  9. Increase awareness of the successes achieved over the past decade by the global pelagic fishing community, fishery managers, fisheries scientists and engineers and the conservation community in researching and implementing bycatch mitigation measures;
  10. Support the continued research on pelagic fishing gears to develop environmentally responsible fisheries targeting tunas and related species, with minimal impacts on juvenile and undersized individuals of target species, sea turtles, seabirds, marine mammals, and such sharks species whose stocks have been identified as overfished;
  11. Encourage interactions between retailers, seafood buyers and suppliers and marine capture fisheries to achieve improvements in fisheries sustainability, including via employment of best practice bycatch mitigation and improved international governance;
  12. Augment the dissemination and broad industry uptake of best practice methods to mitigate unwanted bycatch in longline and purse seine tuna fisheries, and small scale coastal fisheries;
We will transmit this declaration to the Director-General of the United Nations Educational, Scientific and Cultural Organization, the Executive Secretary of the Convention on Biological Diversity, the Executive Director of the World Ocean Council, the Secretary-General of the United Nations, the Director-General of the Food and Agriculture Organization of the United Nations, and  the five tuna Regional Fisheries Management Organizations, for their consideration, and we will request that Governments, including the Governments of Taiwan and the United States, support fishers worldwide to implement this declaration.
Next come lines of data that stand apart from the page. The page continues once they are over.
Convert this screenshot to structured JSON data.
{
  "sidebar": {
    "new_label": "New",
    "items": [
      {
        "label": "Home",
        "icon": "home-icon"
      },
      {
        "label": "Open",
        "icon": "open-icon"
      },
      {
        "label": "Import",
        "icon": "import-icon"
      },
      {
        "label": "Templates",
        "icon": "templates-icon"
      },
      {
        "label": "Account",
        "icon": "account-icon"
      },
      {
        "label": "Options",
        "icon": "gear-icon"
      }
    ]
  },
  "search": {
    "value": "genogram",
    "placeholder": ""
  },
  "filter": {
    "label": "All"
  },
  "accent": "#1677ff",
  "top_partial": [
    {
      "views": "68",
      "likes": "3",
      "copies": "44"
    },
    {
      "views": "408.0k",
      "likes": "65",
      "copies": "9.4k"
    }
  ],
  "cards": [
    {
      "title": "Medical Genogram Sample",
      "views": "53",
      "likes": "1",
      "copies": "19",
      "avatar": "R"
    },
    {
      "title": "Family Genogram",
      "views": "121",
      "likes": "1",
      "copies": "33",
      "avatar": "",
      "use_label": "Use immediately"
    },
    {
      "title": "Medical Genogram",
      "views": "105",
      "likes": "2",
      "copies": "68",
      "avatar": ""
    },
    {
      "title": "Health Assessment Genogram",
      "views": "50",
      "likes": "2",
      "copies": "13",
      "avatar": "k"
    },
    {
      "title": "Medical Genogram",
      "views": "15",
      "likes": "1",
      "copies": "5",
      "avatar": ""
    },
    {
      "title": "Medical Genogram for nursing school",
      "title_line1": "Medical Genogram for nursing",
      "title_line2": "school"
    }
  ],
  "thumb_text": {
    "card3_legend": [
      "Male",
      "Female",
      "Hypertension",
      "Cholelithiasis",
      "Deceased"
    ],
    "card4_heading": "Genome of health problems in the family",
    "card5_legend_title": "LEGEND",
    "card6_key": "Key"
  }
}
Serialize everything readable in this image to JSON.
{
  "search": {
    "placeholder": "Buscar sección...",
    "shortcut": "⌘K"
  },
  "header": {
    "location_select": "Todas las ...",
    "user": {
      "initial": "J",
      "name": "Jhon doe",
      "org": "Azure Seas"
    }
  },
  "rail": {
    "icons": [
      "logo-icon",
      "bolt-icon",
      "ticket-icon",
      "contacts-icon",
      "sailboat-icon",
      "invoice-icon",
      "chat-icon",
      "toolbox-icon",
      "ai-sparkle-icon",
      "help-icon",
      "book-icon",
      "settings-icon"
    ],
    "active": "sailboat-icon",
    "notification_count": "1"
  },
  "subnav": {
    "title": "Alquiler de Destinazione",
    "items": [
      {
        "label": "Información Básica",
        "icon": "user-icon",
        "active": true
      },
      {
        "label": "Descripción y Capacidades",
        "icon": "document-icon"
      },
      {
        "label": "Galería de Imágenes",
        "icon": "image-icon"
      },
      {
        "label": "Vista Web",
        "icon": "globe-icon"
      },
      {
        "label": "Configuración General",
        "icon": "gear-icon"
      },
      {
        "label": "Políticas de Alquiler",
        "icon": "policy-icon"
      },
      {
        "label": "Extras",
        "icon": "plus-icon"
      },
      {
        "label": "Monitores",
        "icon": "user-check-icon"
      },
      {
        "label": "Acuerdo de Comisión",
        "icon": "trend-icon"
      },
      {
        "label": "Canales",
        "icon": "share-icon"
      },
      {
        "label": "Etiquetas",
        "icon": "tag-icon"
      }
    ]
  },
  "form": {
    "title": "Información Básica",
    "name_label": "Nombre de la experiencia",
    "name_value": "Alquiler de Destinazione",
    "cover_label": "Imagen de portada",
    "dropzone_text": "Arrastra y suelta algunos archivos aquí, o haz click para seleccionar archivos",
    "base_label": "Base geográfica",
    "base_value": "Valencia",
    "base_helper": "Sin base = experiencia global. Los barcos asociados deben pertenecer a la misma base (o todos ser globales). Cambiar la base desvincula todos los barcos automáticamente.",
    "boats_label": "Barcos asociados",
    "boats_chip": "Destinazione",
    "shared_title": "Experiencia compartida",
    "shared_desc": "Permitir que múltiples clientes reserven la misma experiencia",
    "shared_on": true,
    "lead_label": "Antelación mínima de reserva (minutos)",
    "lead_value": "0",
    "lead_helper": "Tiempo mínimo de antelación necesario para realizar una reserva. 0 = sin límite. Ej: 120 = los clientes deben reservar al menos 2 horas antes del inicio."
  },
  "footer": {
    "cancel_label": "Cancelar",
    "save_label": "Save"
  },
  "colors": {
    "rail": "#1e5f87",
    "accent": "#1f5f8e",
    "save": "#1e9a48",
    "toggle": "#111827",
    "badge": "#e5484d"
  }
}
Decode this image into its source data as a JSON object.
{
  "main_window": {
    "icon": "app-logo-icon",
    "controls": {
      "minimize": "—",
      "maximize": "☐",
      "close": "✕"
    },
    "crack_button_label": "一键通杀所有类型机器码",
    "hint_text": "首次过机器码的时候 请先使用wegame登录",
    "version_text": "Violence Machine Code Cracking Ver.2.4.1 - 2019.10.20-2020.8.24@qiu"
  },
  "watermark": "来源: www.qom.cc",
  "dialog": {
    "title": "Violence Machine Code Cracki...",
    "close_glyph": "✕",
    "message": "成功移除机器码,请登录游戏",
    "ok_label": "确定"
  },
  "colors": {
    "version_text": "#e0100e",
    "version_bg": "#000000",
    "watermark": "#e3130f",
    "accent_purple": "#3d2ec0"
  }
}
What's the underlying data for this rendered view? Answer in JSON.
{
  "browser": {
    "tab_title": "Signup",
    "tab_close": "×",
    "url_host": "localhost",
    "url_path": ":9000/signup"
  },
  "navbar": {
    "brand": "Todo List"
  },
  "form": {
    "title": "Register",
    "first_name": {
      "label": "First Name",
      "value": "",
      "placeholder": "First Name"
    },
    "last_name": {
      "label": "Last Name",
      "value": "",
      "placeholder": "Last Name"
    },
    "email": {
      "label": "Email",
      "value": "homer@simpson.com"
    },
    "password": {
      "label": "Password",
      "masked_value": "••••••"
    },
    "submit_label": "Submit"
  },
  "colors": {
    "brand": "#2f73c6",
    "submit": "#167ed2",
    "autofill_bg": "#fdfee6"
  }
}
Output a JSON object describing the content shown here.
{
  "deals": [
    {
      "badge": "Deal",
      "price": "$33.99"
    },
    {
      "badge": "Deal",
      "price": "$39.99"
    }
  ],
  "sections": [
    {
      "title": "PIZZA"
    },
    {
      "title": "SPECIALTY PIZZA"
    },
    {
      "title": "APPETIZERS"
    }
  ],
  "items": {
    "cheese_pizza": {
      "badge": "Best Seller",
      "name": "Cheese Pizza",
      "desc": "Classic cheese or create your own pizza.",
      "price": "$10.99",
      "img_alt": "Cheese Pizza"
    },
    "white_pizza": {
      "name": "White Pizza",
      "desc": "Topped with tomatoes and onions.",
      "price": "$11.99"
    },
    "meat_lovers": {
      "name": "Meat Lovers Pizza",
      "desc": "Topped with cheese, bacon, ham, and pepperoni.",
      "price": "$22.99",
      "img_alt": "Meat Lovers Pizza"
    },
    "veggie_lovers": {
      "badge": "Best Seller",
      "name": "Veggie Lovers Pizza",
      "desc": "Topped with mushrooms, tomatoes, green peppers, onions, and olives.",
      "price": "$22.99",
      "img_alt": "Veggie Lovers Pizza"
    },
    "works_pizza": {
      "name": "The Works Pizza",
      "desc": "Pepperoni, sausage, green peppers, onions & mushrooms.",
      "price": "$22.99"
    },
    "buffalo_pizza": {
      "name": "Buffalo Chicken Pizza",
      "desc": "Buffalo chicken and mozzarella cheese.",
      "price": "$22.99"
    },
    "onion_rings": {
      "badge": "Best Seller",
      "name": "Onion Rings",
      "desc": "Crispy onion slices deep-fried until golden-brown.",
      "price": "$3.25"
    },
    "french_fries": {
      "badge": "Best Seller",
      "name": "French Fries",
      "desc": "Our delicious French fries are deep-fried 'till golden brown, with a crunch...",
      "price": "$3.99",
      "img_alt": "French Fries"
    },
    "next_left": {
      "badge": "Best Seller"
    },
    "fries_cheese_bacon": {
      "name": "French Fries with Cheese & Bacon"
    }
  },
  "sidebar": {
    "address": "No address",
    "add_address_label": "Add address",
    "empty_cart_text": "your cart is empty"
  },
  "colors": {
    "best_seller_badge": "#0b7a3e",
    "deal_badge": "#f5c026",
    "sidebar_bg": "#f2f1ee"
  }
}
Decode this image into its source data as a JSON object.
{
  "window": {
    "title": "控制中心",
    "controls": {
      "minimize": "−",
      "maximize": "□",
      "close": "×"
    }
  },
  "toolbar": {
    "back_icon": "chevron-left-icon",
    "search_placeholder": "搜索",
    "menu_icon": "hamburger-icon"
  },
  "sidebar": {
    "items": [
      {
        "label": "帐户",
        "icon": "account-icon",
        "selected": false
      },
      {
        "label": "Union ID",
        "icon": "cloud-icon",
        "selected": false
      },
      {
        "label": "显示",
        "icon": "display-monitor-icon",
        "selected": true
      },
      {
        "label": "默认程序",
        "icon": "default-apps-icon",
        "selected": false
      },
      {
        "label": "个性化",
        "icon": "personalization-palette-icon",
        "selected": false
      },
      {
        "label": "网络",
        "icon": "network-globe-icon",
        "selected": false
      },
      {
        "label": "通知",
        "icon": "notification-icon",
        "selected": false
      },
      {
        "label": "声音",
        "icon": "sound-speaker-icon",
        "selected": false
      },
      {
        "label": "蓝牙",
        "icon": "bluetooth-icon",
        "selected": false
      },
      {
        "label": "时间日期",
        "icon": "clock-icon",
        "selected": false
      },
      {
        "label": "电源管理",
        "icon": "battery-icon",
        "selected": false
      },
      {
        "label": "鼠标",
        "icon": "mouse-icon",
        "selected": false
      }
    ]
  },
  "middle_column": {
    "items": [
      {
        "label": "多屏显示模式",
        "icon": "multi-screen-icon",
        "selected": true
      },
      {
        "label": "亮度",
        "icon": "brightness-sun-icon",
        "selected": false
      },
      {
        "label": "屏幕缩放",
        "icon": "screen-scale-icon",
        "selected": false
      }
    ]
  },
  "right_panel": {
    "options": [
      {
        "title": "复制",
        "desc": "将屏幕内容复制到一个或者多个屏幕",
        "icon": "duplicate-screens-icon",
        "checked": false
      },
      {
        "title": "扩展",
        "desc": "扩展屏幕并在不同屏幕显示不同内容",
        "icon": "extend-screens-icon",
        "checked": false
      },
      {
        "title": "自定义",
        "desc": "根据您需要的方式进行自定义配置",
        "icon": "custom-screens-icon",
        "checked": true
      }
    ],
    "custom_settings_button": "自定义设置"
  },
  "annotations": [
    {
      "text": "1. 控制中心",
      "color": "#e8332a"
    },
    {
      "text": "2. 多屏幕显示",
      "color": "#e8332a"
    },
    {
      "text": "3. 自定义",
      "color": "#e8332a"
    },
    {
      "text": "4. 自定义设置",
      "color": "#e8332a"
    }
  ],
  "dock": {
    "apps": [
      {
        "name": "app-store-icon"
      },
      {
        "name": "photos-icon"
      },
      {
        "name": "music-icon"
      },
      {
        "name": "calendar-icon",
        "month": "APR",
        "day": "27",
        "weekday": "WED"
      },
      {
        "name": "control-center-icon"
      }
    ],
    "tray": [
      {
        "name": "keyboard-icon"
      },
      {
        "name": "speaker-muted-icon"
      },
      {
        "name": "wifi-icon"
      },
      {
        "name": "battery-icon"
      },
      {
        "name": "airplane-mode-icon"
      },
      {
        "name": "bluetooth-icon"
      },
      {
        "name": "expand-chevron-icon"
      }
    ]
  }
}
Soure: http://www.fa.gov.tw/pages/detail.aspx?Node=58&Page=14777&Index=3